College admission Early Decisions are starting to come out, and some students might get an unexpected answer back: a deferral. A deferral is considered the limbo of college admission—you aren’t quite accepted, but you aren’t rejected either. When a school defers you, it means they see potential in your application, but the admission officers want to evaluate your application again during the Regular Decision cycle. If you do get deferred, here are four steps you should take.
1. Decide if the school is still your top option
Is this university still your dream school, or has anything changed since you sent in your application? Another college might actually be a better fit for you, and this deferment will open up your options. This is a chance to reconsider your college list—take a look and see which schools you still need to hear from, which ones you've received acceptances from, and what financial aid you've been offered. A better option may be waiting for you already!

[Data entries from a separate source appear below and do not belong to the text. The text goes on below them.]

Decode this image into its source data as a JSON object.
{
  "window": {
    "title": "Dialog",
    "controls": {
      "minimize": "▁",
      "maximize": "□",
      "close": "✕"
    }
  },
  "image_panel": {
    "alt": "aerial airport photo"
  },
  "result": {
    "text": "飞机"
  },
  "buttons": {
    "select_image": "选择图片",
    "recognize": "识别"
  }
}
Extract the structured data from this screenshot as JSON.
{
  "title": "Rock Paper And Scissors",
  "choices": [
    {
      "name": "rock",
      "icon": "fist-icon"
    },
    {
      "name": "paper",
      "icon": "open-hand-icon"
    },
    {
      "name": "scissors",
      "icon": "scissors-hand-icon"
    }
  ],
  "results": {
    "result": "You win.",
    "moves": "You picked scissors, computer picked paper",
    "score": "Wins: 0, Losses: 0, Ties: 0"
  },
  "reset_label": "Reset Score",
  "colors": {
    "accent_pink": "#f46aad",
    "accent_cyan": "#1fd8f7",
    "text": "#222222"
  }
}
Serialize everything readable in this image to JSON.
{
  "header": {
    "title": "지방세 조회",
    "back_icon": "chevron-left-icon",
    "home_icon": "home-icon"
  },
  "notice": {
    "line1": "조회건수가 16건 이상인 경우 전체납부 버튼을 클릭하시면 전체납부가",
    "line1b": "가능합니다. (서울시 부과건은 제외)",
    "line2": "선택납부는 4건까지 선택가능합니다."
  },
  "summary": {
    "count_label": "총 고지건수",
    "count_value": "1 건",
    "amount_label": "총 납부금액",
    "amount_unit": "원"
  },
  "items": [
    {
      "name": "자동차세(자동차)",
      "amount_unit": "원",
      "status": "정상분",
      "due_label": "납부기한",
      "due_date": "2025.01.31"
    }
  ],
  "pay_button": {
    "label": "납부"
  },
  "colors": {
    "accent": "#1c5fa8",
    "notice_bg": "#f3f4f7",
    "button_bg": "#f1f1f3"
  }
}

2. Update your résumé and LinkedIn profile
Think about recent accomplishments, updated test scores, or accolades you may have achieved throughout the last couple of months. Add these to your high school résumé, but also add them to your LinkedIn profile and consider sending it as supplementary material for when the school reconsiders your application. Your LinkedIn profile can also serve as a portfolio to add any research papers, pictures from service projects, or videos of your extracurricular activities.
3. Ask for another letter of recommendation
This may just tip the scales in your favor. Ask a supervisor from an internship, your manager at work, or a coach or teacher to write you an additional letter of recommendation. This recommendation should add something entirely new to your application. Make sure you ask someone who knows you well and you have a close relationship with—someone who can speak about the positive aspects of your personality.
4. Write a deferral letter
If you're still committed to attending this school, you should send a deferral letter, also known as a letter of continued interest. This letter should be about one page in length and demonstrate how and why you're a stronger candidate for the college than when you first applied. It’s important to be persuasive and to send the letter immediately.
How to write the letter
The deferral letter must express your continued interest in attending the school. In the first paragraph, convey why the school remains your top choice. Next, describe your most recent accomplishments. Update the admission officers on things that have occurred since you applied. You want to make your candidate profile stronger and showcase why you would be a great asset to the university.
Here are some specific examples of things to include:
- Higher scores on standardized tests
- Good grades in challenging courses
- Accomplishments in extracurricular activities like music, sports, National Honor Society, etc.
- Shadowing or volunteer hours
- Independent projects such as research
End the letter by restating why this particular university is the right fit for you. Don’t repeat things you’ve already mentioned in your supplemental essays or personal statement; be specific and personal.
Related: So You've Been Deferred: Now What?
With these tips, you'll have a higher chance of turning your deferment into an acceptance because it will showcase your growth and determination to attend the school that deferred you. Good luck!
Decided that deferral school isn’t the right fit after all? Use our College Search tool to find more options.